Menthol smokers are more likely to quit smoking after European menthol ban

The EU ban on menthol cigarettes and roll-your-own tobacco introduced in May 2020 led menthol smokers to be more likely to try to quit smoking and to be successful in quitting compared to non-menthol smokers. These are the findings of a national evaluation study conducted among Dutch smokers, which was published today. At the same time, a third of Dutch menthol smokers say they still smoke menthol cigarettes despite the ban. According to the researchers, this is largely the responsibility of the tobacco industry, which has brought a wide range of accessories onto the market to enable smokers to add menthol flavouring to tobacco products themselves. The scientists are therefore calling for an additional ban on these accessories.

Menthol cigarettes

The ban on menthol cigarettes and roll-your-own tobacco is the result of an EU directive that came into effect in May 2020. The main reasoning behind the ban was that menthol facilitates smoking and thus increases the risk of nicotine addiction. The study published today is the first in Europe to examine the effect of the menthol ban on smoking cessation. Researchers at the long-term International Tobacco Control Policy Evaluation Project (ITC Project) focused specifically on the Netherlands for this study, because Maastricht University and the Trimbos Institute, as ITC Project participants, already conduct annual surveys among Dutch smokers to assess the effects of tobacco policy. This made it relatively easy to make a comparison between the situation before and after the EU ban on menthol in tobacco came into force. The results are very similar to those of previous studies on the effect of a menthol cigarette ban in Canada. ‘Now that the ITC Project has found the same results regarding the impact of a ban on menthol-flavoured tobacco on smoking cessation in two very different countries, policymakers in other countries who are still deciding whether to impose a ban can have more confidence in this measure,’ says Marc Willemsen, Professor in Tobacco Control Research at Maastricht University and Scientific Director of Tobacco Control at the Trimbos Institute.

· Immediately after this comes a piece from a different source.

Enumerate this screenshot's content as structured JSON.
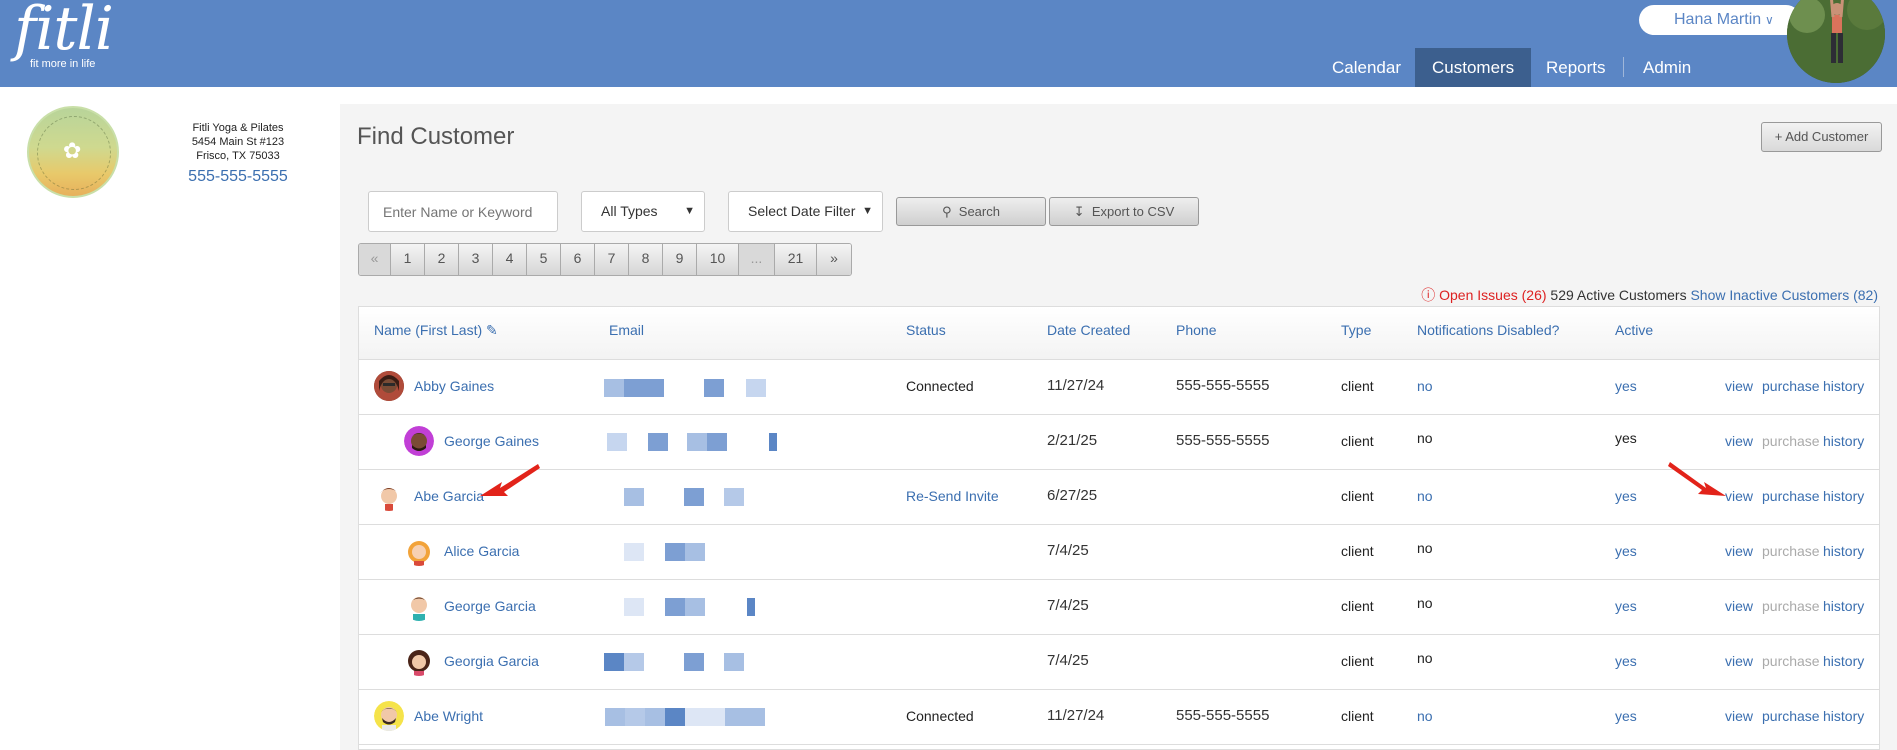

Despite the EU ban, many Dutch smokers say they have not stopped smoking menthol cigarettes. This is chiefly because the tobacco industry has marketed a wide range of accessories to enable people to add menthol flavouring to tobacco products themselves. The researchers argue that this undermines the potential effectiveness of the ban on menthol in roll-your-own tobacco and cigarettes, so the regulations should be tightened. ‘The menthol ban was announced long ago by the European Commission,’ says Willemsen. ‘First there was a ban on other characterising flavours, and only a year later on menthol. As a result, the industry had extra time to anticipate it and bring alternative products onto the market to meet the demand for menthol from some smokers. The effect of the ban would have been greater if the industry had not been allowed this room for manoeuvre.’

This research was made possible in part by financial contributions from Longfonds, Netherlands Heart Foundation, KWF Dutch Cancer Society, Diabetes Fonds and the Netherlands Thrombosis Foundation.